Lifespan: Meiō 3 (1494) to 10/3 of Tenshō 10 (1582)
Other Names: Matajirō, Sakon-no-taifu (common), Anrakusai, 安独斎宗調 (monk’s name)
Title: Governor of Noto
Lord: Ōgigayatsu-Uesugi clan → Hōjō Ujiyasu → Nagao Kagetora → Hōjō Ujiyasu
Father: Ueda Masahiro
Mother: Sister of Nanbada Norshige
Children: Naganori, Norisada, Renkakuin (formal wife of Hōjō Ujikatsu)
Ueda Tomonao served as a bushō during the Sengoku and Azuchi-Momoyama periods. He was a retainer of the Gohōjō clan and served as the lord of Matsuyama Castle in Musashi Province.
Tomonao’s lineage came from an illegitimate branch of the Ueda clan descended from the nishitō, a band of bushi located in the Tama River Basin in western Musashi who were affiliated with Musashi shichitō, a larger band of bushi with familial ties based in Musashi whose influence extended into Shimotsuke, Kōzuke, and Sagami provinces from the late Heian into the Kamakura and Muromachi periods.
In 1494, Tomonao is surmised to have been born as the son of Ueda Masahiro. Under an alternate theory, he was born in 1516.
Initially, Tomonao served the Ōgigayatsu-Uesugi clan. The Ōgigayatsu-Uesugi were less powerful than their nemesis, the Gohōjō clan. Tomonao’s uncle, Nanbada Norishige, defended Musashi-Matsuyama Castle, but, after the Ōgigayatsu-Uesugi were cornered and lost Kawagoe Castle, they established their new base at Matsuyama Castle. In the fourth month of 1546, an allied force comprised of members of the Ōgigayatsu-Uesugi, Ashikaga Haruuji, and various damiyō from the Kantō launched the Siege of Kawagoe Castle, but were defeated after a nighttime assault by the Gohōjō army during which Uesugi Tomosada and Norishige were killed.

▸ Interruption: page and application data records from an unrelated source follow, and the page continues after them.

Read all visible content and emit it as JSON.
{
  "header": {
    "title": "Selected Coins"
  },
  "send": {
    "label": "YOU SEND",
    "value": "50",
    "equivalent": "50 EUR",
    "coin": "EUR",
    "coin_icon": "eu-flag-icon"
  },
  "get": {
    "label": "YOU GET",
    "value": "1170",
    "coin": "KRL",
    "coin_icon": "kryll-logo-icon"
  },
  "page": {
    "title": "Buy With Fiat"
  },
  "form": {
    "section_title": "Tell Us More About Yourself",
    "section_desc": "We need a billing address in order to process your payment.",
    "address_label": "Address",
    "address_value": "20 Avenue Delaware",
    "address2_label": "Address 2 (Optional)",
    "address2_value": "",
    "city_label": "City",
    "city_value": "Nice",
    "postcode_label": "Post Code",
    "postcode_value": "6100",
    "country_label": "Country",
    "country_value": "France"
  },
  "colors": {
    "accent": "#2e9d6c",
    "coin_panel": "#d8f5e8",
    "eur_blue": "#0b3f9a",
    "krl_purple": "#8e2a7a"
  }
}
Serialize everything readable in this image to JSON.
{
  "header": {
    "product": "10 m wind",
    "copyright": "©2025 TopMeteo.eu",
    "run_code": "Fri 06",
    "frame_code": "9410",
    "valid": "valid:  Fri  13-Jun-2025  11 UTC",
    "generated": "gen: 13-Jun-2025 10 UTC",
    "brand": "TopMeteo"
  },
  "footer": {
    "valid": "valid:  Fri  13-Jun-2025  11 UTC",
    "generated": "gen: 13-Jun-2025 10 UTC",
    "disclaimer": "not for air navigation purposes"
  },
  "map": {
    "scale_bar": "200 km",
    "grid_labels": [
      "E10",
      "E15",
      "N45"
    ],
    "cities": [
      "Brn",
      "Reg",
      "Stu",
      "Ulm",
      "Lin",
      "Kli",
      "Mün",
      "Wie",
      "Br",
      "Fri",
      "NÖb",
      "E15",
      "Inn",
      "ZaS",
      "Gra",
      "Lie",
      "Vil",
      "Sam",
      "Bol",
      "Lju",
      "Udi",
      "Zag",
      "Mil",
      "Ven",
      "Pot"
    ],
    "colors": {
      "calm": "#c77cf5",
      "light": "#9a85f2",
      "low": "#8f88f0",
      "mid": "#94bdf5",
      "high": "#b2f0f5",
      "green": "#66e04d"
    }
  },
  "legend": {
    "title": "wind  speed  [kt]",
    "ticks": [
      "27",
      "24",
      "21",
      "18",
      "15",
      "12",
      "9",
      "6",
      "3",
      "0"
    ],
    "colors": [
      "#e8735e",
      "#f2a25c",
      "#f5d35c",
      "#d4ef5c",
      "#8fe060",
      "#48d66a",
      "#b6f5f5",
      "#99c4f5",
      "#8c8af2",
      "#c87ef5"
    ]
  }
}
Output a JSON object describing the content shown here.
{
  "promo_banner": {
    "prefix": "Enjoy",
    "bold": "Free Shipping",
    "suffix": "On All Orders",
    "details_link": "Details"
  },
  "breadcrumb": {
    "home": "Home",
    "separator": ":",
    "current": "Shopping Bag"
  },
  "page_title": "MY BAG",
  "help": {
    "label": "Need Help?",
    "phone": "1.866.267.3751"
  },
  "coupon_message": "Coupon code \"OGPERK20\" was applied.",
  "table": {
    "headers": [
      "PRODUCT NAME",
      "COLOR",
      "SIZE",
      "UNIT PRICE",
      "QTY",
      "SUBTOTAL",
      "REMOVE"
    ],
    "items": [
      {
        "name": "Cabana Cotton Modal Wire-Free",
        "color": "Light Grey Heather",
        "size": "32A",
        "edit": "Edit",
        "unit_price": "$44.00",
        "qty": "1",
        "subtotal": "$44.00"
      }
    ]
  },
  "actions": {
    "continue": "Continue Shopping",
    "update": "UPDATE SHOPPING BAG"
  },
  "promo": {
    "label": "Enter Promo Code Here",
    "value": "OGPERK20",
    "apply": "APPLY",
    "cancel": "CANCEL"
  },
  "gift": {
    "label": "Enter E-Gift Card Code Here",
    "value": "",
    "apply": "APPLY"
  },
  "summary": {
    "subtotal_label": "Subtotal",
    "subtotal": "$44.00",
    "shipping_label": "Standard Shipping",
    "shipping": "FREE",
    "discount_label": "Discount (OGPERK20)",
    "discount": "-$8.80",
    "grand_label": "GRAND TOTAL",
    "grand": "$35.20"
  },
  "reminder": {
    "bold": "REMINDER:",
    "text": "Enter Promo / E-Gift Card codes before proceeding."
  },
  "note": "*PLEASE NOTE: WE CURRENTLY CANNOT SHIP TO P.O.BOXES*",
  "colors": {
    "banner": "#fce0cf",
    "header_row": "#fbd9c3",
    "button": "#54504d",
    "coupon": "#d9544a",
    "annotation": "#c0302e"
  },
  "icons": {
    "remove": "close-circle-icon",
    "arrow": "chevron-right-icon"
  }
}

As a result, the Ōgigayatsu-Uesugi family was extinguished and Matsuyama Castle fell to Hōjō Ujiyasu. In the ninth month, Norishige’s son-in-law, Ōta Sukemasa, recaptured and moved into Matsuyama Castle. In the tenth month, his older brother, Ōta Sukeaki, died, leaving Iwatsuki Castle absent a lord. In the twelfth month, Sukemasa assaulted Iwatsuki Castle, thereby forcibly taking over the headship of the clan, although some of the retainers who supported the Hōjō absconded for the protection of the Hōjō. Before long, the Hōjō faction rolled back and Tomonao (to whom Matsuyama Castle was entrusted) switched sides to the Hōjō. After the surrounding of Iwatsuki Castle in the first month of 1548, Sukemasa surrendered to the Hōjō.
Tomonao excelled in administrative affairs and was entrusted by Hōjō Ujiyasu to independently manage his territory. Around 1550, he adopted the monk’s name of 安独斎. Around 1559, acting in concert with Nagao Kagetora (later known as Uesugi Kenshin) who deployed to the Kantō, Tomonao revolted against the Hōjō. In 1560, Uesugi Kenshin of Echigo led a large army to invade the Kantō, an event known as the Siege of Odawara Castle. In the twelfth month, Ōta Sukemasa responded by serving in the vanguard of the Uesugi army, making clear his abandonment of the Hōjō in favor of the opposing Uesugi. Seeking retribution against Sukemasa, Ujiyasu ordered repeated attacks against Iwatsuki and Matsuyama castles in Musashi. In 1561, with the support of Kagetora, Sukemasa left Iwatsuki Castle to become the lord of Matsuyama Castle. Thereafter, following the withdrawl by Kagetora from the Kantō, Tomonao was permitted to return to the service of the Hōjō but, bearing responsibility for the revolt, he was moved to the original location of the Ueda clan in the Chichibu District. In 1563, the allied forces of Hōjō Ujiyasu and Takeda Shingen toppled Matsuyama Castle which fell to the Hōjō again.
In 1569, Tomonao served in the Battle of Mimasetōge between the Takeda and the Hōjō, and, as recognition for his contributions, returned as the lord of Matsuyama Castle. He then inherited the main branch of the Ueda clan. In his latter years, he assigned headship of the clan to his son, Ueda Naganori, and retired.
In 1548, Tomonao, together with Nichinyo from the Jōren Temple (the family temple of the Ueda clan), donated the front gate for the Ikegami-Honmon Temple in Tōkyō, confirmed from a plaque discovered on the inside of a statue of a Buddhist deity known as Vajradhara situated at this gate.